Remembering the wonderfully precarious Coney Island Parachute Jump

Coney Island parachute jump and sneakers

Here’s the remains of the famous Parachute Drop in Coney Island, Brooklyn, New York.

Standing 262 feet (80 m) tall and weighing 170 tons, the amusement ride was once known as the ‘Eiffel Tower of Brooklyn,’ and was built for the 1939 New York World’s Fair in Flushing Meadows Park, Queens. It was moved to its current location in Coney Island (then known as Steeplechase Park amusement park) in 1941.

Coney Island archive photos - 1986 and 1999, old photographs from two trips to a faded Brookyln seaside town, New York, USA

Based on an army parachute training  tower, this health and safety-troubling ride featured twelve cantilevered steel arms, each one supporting a two-person parachute which was hoisted to the top of the tower and released to float back to earth. With a bump.
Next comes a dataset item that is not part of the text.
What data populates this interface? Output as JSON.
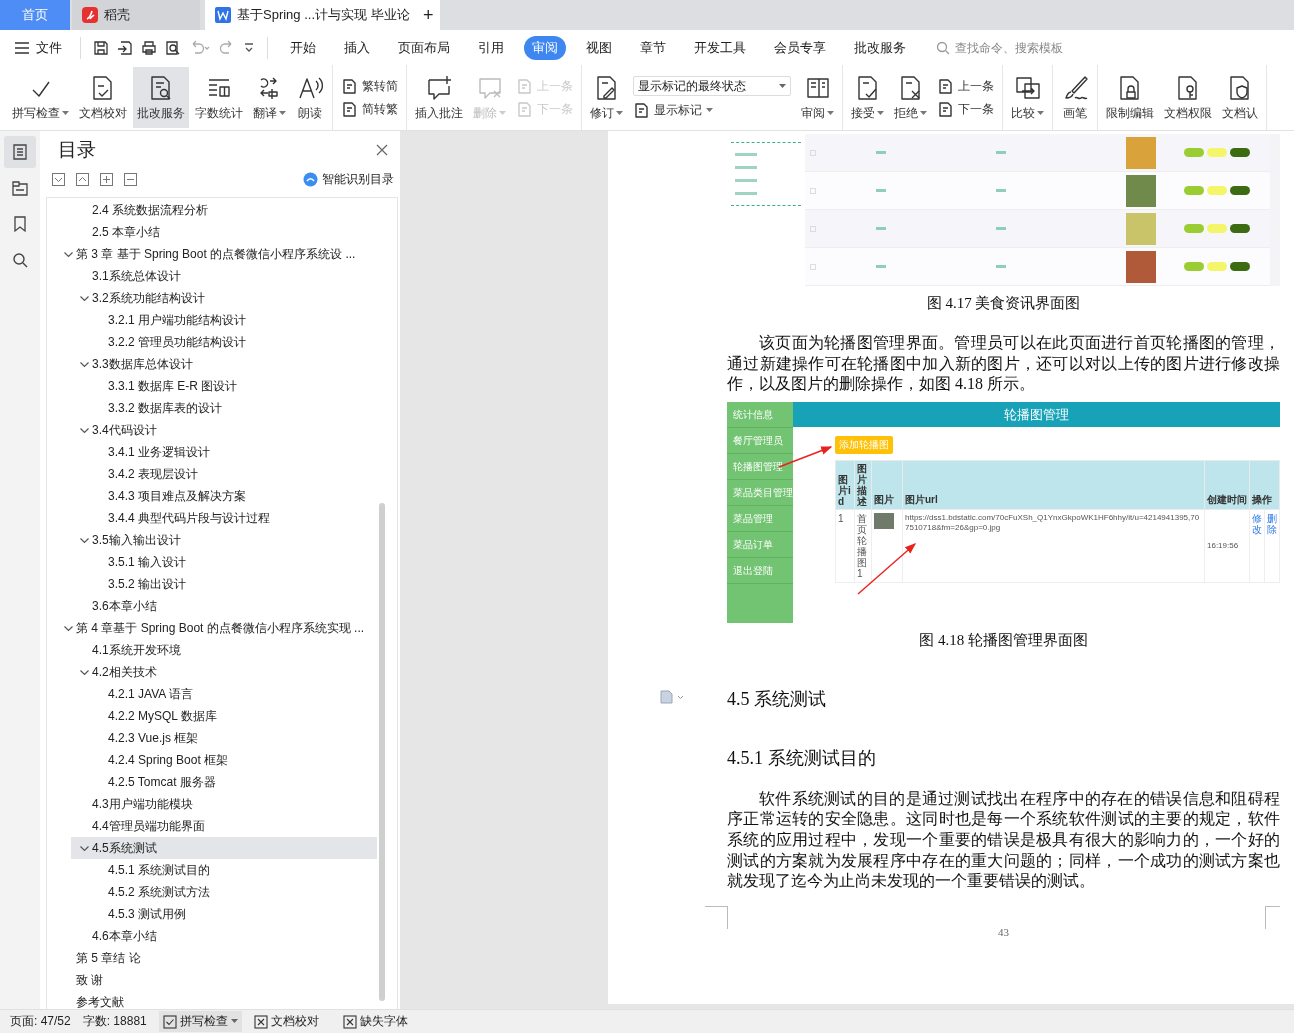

Coney Island archive photos - 1986 and 1999, old photographs from two trips to a faded Brookyln seaside town, New York, USA

The ride finally ceased operations in 1968, with the New York City Parks Department putting it up for sale in 1971, but there were no takers.

The tower deteriorated  so badly in the following years that one reporter was compelled to note, “it is scarier now to stand under it than it ever was to ride it.”

Dodging various threats of demolition, the Parachute Jump was declared a city landmark for a second time in 1988, and in 1992, the structure was made safe and repainted in its original colours [source].

Check out the video from the 1939-1940 New York World’s Fair to see what a precarious ride it was.

This 67 year old color film was taken by my father (copyright) at the 1939-1940 New York World’s Fair. A short clip from this movie includes the infamous Parachute Ride in the Amusement Zone at the World’s Fair. Riders paid about $.40 a ticket to be hoisted up by a cable system in essentially a park bench affair, with just a few straps, up 25 stories until the chute reached the top of the steel structure. Cables released the chute, a free fall occurred unitl the chute opened in the floating descent to the base

I’ll be posting up a big Coney Island photo feature soon, so check back soon, or subscribe to my Twitter feed for updates!